Marine Observation Squadron 1
Vmo1 insig.jpg
VMO-1 insignia
Active July 27, 1943 – July 31, 1993
Country United States
Branch USMC
Type Observation
Role Artillery spotting
Aerial reconnaissance
Garrison/HQ Inactive
Nickname(s) Yazoo
Motto(s) “Can Do”
Tail Code ER
Engagements World War II
* Battle of Guam
* Battle of Iwo Jima
Operation Desert Storm

Marine Observation Squadron 1 (VMO-1) was an observation squadron of the United States Marine Corps which saw extensive action during World War II and supported numerous contingencies during the Cold War. They were based at Marine Corps Air Station New River, North Carolina and saw their final deployment in support of Operation Desert Storm in 1991. They were deactivated on July 31, 1993.


World War II[edit]

Marine Observation Squadron 155 (VMO-155) was formed at Marine Corps Air Station Quantico, Virginia on July 27, 1943. In November of that year they moved out to San Diego, California and on January 1, 1944, they were redesignated Marine Observation Squadron 1 (VMO-1) and deployed to Espiritu Santo. In February 1944, they moved to Guadalcanal and in July they joined the III Amphibious Corps and participated in the Battle of Guam. In February and March 1945, the squadron also participated in the Battle of Iwo Jima.


Early squadron insignia.
An OV-10A of VMO-1 in 1982.

In January 1946, the squadron moved to Marine Corps Air Station Cherry Point. During the Korean War, they trained replacement pilots for the war and supported operation of the 2nd Marine Division. In 1952, they moved to Marine Corps Air Station New River and received their first helicopters. In 1958, the squadron was part of the U.S. 6th Fleet task force that intervened in Lebanon and in 1965 they participated in the U.S. intervention into the Dominican Republic.

In July 1968, VMO-1 became conversion to the OV-10 Bronco and by 1971 they were an all fixed-wing squadron. During the 1970s and 1980s, the squadron rotated through deployments to Japan and supported exercises throughout Asia, the Mediterranean, the Caribbean and Northern Europe.

1990s and deactivation[edit]

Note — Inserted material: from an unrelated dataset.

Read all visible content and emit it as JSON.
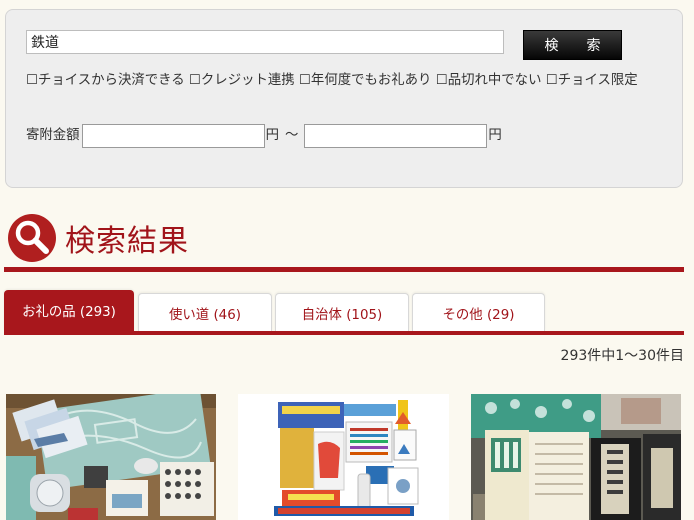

In December 1990, the squadron boarded the USS America and USS Theodore Roosevelt headed for Saudi Arabia to support Operation Desert Shield. When Operation Desert Storm began, the squadron flew over 1000 combat sorties with the loss of 1 aircraft and 1 pilot killed in action. Upon their return, the squadron was deactivated on July 31, 1993.

Unit awards[edit]

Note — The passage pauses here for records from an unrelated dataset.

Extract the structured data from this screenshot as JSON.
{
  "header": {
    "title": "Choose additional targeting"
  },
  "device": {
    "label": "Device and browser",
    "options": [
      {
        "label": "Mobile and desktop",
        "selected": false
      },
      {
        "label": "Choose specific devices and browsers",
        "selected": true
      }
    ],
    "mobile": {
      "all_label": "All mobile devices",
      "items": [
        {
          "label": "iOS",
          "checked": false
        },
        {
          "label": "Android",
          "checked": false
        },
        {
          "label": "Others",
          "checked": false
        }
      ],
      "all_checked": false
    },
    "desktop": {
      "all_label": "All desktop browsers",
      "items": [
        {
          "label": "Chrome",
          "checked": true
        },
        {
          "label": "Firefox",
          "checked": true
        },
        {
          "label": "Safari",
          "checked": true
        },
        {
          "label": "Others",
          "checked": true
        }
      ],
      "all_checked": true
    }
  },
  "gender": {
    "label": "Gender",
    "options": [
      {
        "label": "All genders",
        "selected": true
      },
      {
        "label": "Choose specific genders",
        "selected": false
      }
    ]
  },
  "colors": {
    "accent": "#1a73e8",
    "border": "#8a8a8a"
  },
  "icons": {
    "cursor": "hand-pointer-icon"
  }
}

Bronze star
Navy Unit Commendation (with one bronze star)
Meritorious Unit Commendation
Asiatic-Pacific Campaign Medal
World War II Victory Medal
Bronze star
Bronze star
National Defense Service Medal (with two bronze stars)
Armed Forces Expeditionary Medal
Bronze star
Bronze star
Southwest Asia Service Medal (with two bronze stars)

See also[edit]

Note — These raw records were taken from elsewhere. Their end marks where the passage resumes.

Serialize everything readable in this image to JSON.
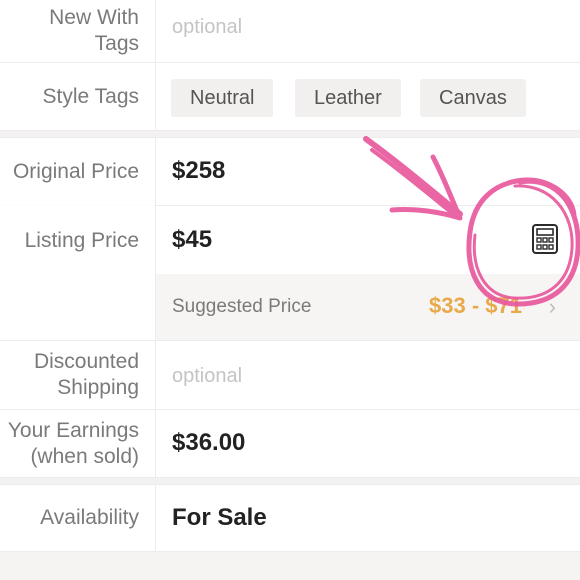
{
  "rows": {
    "nwt": {
      "label": "New With Tags",
      "placeholder": "optional"
    },
    "style_tags": {
      "label": "Style Tags",
      "tags": [
        "Neutral",
        "Leather",
        "Canvas"
      ]
    },
    "original_price": {
      "label": "Original Price",
      "value": "$258"
    },
    "listing_price": {
      "label": "Listing Price",
      "value": "$45"
    },
    "suggested": {
      "label": "Suggested Price",
      "value": "$33 - $71"
    },
    "discounted_shipping": {
      "label": "Discounted Shipping",
      "placeholder": "optional"
    },
    "earnings": {
      "label": "Your Earnings (when sold)",
      "value": "$36.00"
    },
    "availability": {
      "label": "Availability",
      "value": "For Sale"
    }
  },
  "icons": {
    "calculator": "calculator-icon",
    "chevron": "chevron-right-icon"
  },
  "colors": {
    "suggested_value": "#e8a94a",
    "annotation": "#e8559a"
  }
}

  • Rottman, Gordon L. (2002). U.S. Marine Corps World War II Order of Battle - Ground and Air Units in the Pacific War, 1939 - 1945.’’. Greenwood Press. ISBN 0-313-31906-5. 
  • Sherrod, Robert (1952). History of Marine Corps Aviation in World War II. Washington, D.C.: Combat Forces Press. OCLC 1261876.